Of course the Robber is right. Retreating is the last thing a Midnight Robber or any Ole Mas’ character would do. Born of resistance they can only serve it, persist no matter their numbers, fight for a scrap of street or stage, for the time enough to invoke what has past and what might still come. These characters don’t run. And since I’ve been telling you this story, then maybe you can hear me; and here I will pause, to return to Laundry Lyrics and the Bookman still turning, to beneath the dagger . . . to that stare of the stopped unshuttered Robber. Because if we could listen and listen with eyes open, we would see that these images are steeped in silence, and if we succumbed to that silence and stayed there, we would soon find ourselves, even down that divide underneath lines and laundry, in the presence of solitaries.

And for three moving minutes, there, in Between the Lines, Minshall’s Midnight Robber should be recalled to swagger, to wind, and to weave amid your Moko Jumbies.Between the Lines beginning with the even stranger stilted shadows of these prescient spirits, the trippiness of their little-noticed projections along with an unexpected score disorienting us from the start . . . , so when a skyward Jumbie with her jointless energy startles us in dancing, blazing color, we see something ancestral anew. Our Robber and our watchful protectors re-imagined and returned to us. Re-imagined to keep our ghosts, our traditions, among us and alive . . . to remind us that we are absolutely, in spirit and in body, an island, on which it is our right and our responsibility to define and redefine ourselves.
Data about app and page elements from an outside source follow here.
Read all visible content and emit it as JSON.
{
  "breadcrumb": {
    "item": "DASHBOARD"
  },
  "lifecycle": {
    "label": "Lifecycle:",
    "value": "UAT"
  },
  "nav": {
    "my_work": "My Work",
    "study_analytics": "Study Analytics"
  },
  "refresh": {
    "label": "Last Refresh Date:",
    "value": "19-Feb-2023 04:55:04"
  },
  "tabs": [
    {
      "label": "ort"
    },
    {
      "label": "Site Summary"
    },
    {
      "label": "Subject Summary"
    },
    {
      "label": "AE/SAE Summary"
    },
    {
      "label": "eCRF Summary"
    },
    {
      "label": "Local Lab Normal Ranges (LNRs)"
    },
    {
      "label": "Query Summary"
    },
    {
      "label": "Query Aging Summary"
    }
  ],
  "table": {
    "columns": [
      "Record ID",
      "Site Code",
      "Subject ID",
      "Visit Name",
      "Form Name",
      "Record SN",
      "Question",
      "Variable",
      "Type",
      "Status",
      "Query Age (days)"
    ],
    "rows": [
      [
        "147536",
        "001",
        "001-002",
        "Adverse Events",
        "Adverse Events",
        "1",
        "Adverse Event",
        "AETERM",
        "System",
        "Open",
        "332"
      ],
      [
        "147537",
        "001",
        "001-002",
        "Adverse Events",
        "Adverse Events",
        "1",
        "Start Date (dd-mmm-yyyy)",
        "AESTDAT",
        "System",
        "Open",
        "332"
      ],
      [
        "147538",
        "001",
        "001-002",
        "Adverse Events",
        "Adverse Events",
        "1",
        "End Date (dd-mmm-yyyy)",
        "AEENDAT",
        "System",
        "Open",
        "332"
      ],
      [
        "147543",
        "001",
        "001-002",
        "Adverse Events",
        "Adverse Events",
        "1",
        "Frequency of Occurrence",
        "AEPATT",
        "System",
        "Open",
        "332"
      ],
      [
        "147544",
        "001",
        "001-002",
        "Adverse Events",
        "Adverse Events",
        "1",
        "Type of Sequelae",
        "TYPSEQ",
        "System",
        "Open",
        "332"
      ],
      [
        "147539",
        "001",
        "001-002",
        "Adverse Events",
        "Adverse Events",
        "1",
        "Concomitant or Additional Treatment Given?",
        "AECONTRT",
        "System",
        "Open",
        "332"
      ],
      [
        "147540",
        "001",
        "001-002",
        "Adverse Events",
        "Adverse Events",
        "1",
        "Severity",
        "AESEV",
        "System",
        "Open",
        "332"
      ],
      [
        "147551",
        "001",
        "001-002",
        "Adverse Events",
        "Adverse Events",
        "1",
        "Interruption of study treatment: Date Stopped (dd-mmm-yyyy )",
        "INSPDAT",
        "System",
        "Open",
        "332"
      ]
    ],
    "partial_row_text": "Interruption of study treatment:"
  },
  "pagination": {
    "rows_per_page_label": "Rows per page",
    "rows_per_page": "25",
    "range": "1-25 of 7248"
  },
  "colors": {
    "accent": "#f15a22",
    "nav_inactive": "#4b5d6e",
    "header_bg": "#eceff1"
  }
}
In other words, play yourself. The lone panman. The lone masquerader. The paradox of mas’ . . . of being distinct though being together.
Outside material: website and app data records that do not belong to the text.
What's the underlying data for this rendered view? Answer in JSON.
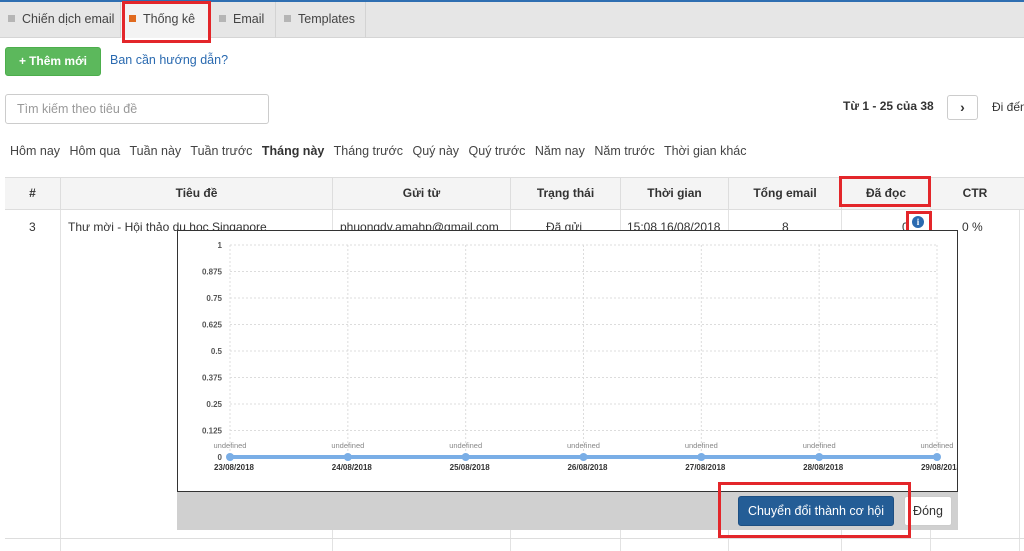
{
  "tabs": [
    {
      "label": "Chiến dịch email",
      "active": false
    },
    {
      "label": "Thống kê",
      "active": true
    },
    {
      "label": "Email",
      "active": false
    },
    {
      "label": "Templates",
      "active": false
    }
  ],
  "toolbar": {
    "add_label": "Thêm mới",
    "help_link": "Ban cần hướng dẫn?"
  },
  "search": {
    "placeholder": "Tìm kiếm theo tiêu đề"
  },
  "pager": {
    "range_label": "Từ 1 - 25 của 38",
    "next_symbol": "›",
    "goto_label": "Đi đến"
  },
  "date_filters": [
    "Hôm nay",
    "Hôm qua",
    "Tuần này",
    "Tuần trước",
    "Tháng này",
    "Tháng trước",
    "Quý này",
    "Quý trước",
    "Năm nay",
    "Năm trước",
    "Thời gian khác"
  ],
  "active_date_filter": "Tháng này",
  "table": {
    "columns": [
      "#",
      "Tiêu đề",
      "Gửi từ",
      "Trạng thái",
      "Thời gian",
      "Tổng email",
      "Đã đọc",
      "CTR"
    ],
    "rows": [
      {
        "id": "3",
        "title": "Thư mời - Hội thảo du học Singapore",
        "from": "phuongdv.amahp@gmail.com",
        "status": "Đã gửi",
        "time": "15:08 16/08/2018",
        "total": "8",
        "read": "0",
        "ctr": "0 %"
      }
    ]
  },
  "popup": {
    "convert_label": "Chuyển đổi thành cơ hội",
    "close_label": "Đóng"
  },
  "chart_data": {
    "type": "line",
    "x": [
      "23/08/2018",
      "24/08/2018",
      "25/08/2018",
      "26/08/2018",
      "27/08/2018",
      "28/08/2018",
      "29/08/2018"
    ],
    "series": [
      {
        "values": [
          0,
          0,
          0,
          0,
          0,
          0,
          0
        ]
      }
    ],
    "point_labels": [
      "undefined",
      "undefined",
      "undefined",
      "undefined",
      "undefined",
      "undefined",
      "undefined"
    ],
    "y_ticks": [
      "0",
      "0.125",
      "0.25",
      "0.375",
      "0.5",
      "0.625",
      "0.75",
      "0.875",
      "1"
    ],
    "ylim": [
      0,
      1
    ],
    "grid": true,
    "line_color": "#7aaee6"
  },
  "colors": {
    "accent": "#2f6fb2",
    "add_button": "#5cb85c",
    "convert_button": "#245d96",
    "highlight": "#e3262a",
    "active_tab_marker": "#e06a1f"
  }
}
True, mas’ is derived from mascarade . . . the French word for “farce.” But this is Trinidad, so mas’ can be more than that. I prefer to think of mas’ as the Spanish word for “but.” Mas’ as conjunction and objection. Mas’ the fraught question. Mas’ the hinge between then and now; between now and not yet. Mas’ the movement away . . . toward. Mas’ as next. Mas’ the undefined alive.
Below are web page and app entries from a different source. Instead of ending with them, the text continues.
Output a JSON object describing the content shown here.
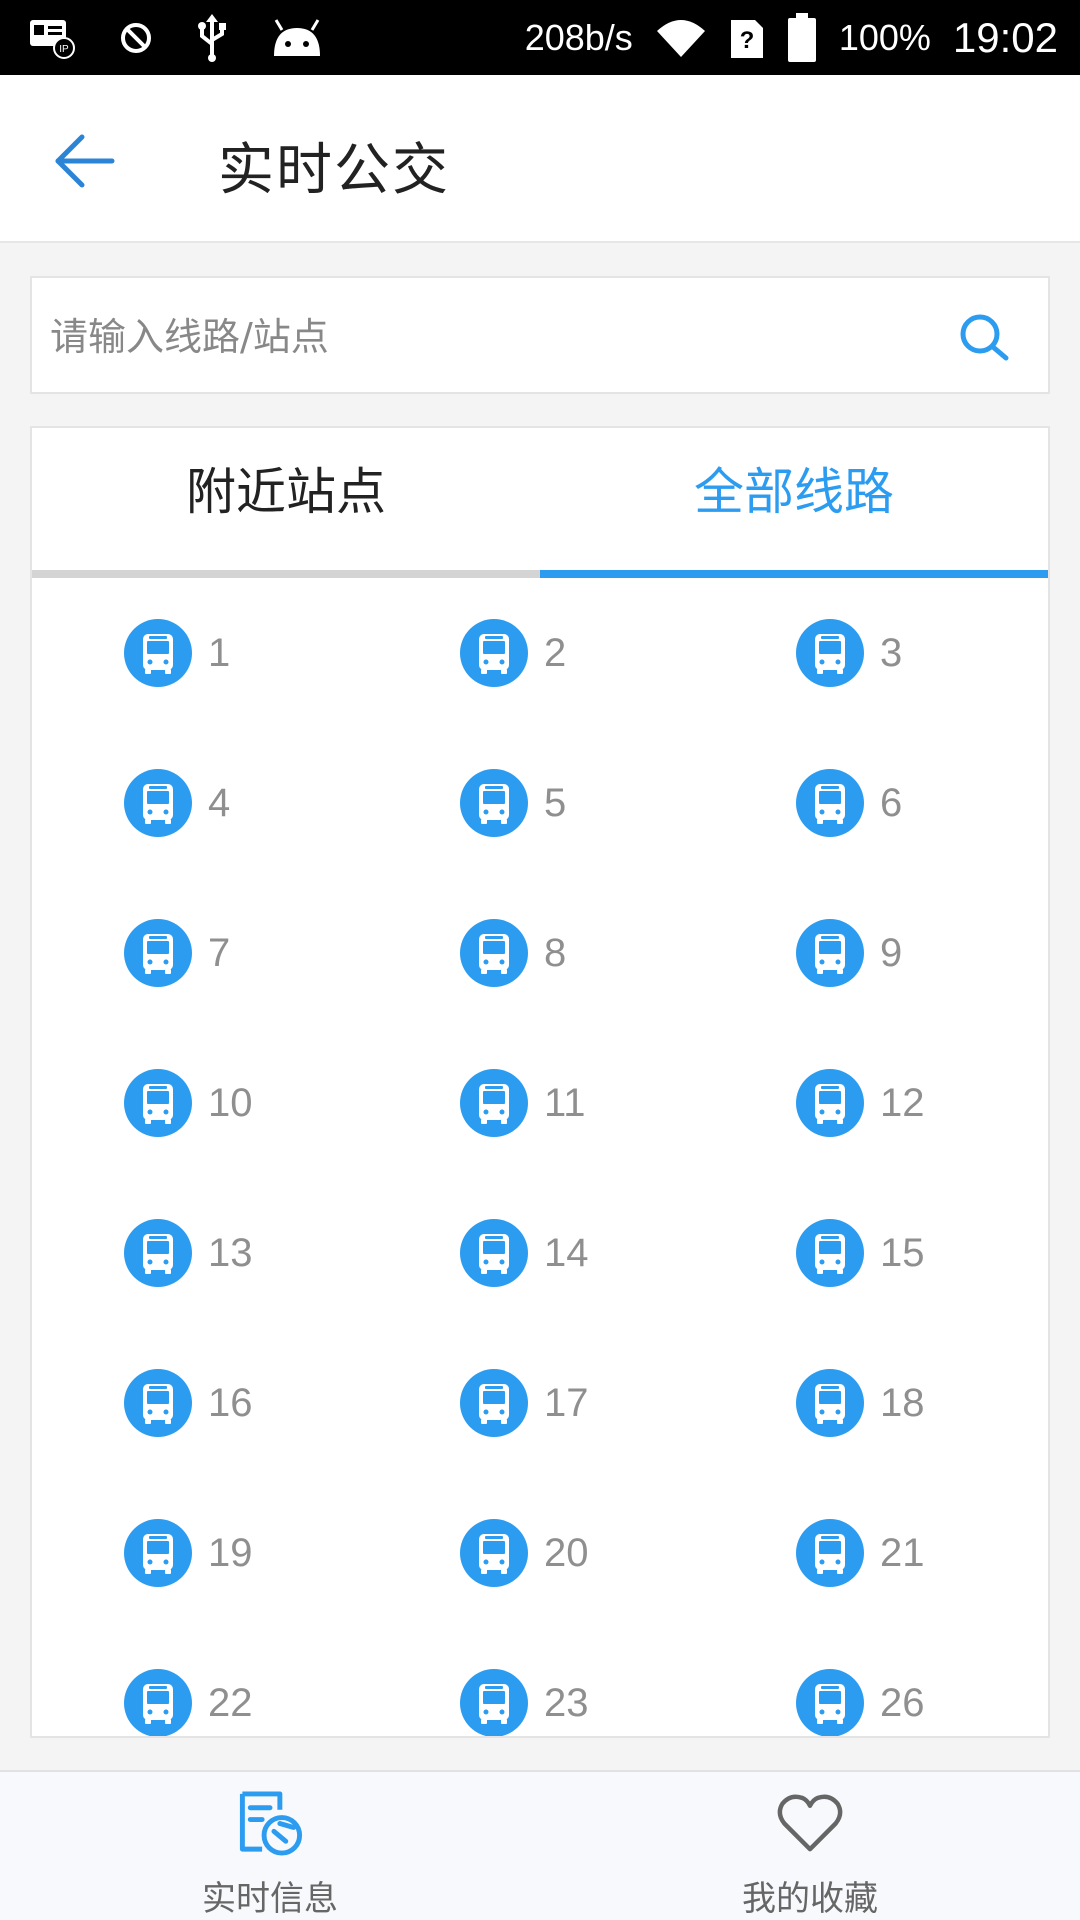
{
  "statusbar": {
    "net_speed": "208b/s",
    "battery": "100%",
    "time": "19:02"
  },
  "header": {
    "title": "实时公交"
  },
  "search": {
    "placeholder": "请输入线路/站点"
  },
  "tabs": [
    {
      "label": "附近站点",
      "active": false
    },
    {
      "label": "全部线路",
      "active": true
    }
  ],
  "routes": [
    "1",
    "2",
    "3",
    "4",
    "5",
    "6",
    "7",
    "8",
    "9",
    "10",
    "11",
    "12",
    "13",
    "14",
    "15",
    "16",
    "17",
    "18",
    "19",
    "20",
    "21",
    "22",
    "23",
    "26"
  ],
  "bottom_nav": [
    {
      "label": "实时信息",
      "icon": "realtime-info-icon",
      "active": true
    },
    {
      "label": "我的收藏",
      "icon": "heart-icon",
      "active": false
    }
  ],
  "colors": {
    "accent": "#2c9cf0",
    "route_text": "#8f8f8f"
  }
}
Like the mix-up we all are, the Midnight Robber is African storyteller, European master, and American cowboy. On a Trinidad day we begin with the melee; we start in confusion and must scuffle toward meaning, and while this multiplicity is mass energy—think how wild birds converge—out from this ruckus comes the frustration that we might be too various. Carnival then is a concentration of our chaos, the clamor of all our color, noise, and movement. And I wonder if, deeper in it is this, our fundamental mixedness that compels you to strip back to black and white, to turn it down and tune into the space, to find something sure, something entire, not the spectacle of the presented but the clarity of contrast, essence, resonance . . . a pure presence at the core of our chaos.


Kathryn Martins studied writing at the University of Tampa and, after a ten year absence, has returned to her homeland of Trinidad. She lives in a valley where she sits with the hills . . . the backs and shoulders of what she will always be looking for. Her writing has appeared in the Kenyon Review’s KROnline and in Contrary Magazine.


1 Emily Saliers, “Everything in Its Own Time,” from Shaming of the Sun, Indigo Girls, Epic Records, 1997, compact disc; Leonard Cohen, “Tower of Song,” from I’m Your Man, Columbia, 1988, long play record.

2 Sean Drakes, “Mas with Minshall,” n.d., (accessed 27 July 2014).

3 “Carrera, the Prison Isle,” Trinidad and Tobago Newsday, 5 June 2005.

4 “The Walls of Carrera Prison,” Trinidad and Tobago Guardian, 24 March 2013.

5 Ibid.

6 The Midnight Robber, designed by Peter Minshall, King of the carnival band Danse Macabre, portrayed by Peter Samuel Jr., 1980,

7 Between the Lines, dir. Abigail Hadeed, 2012.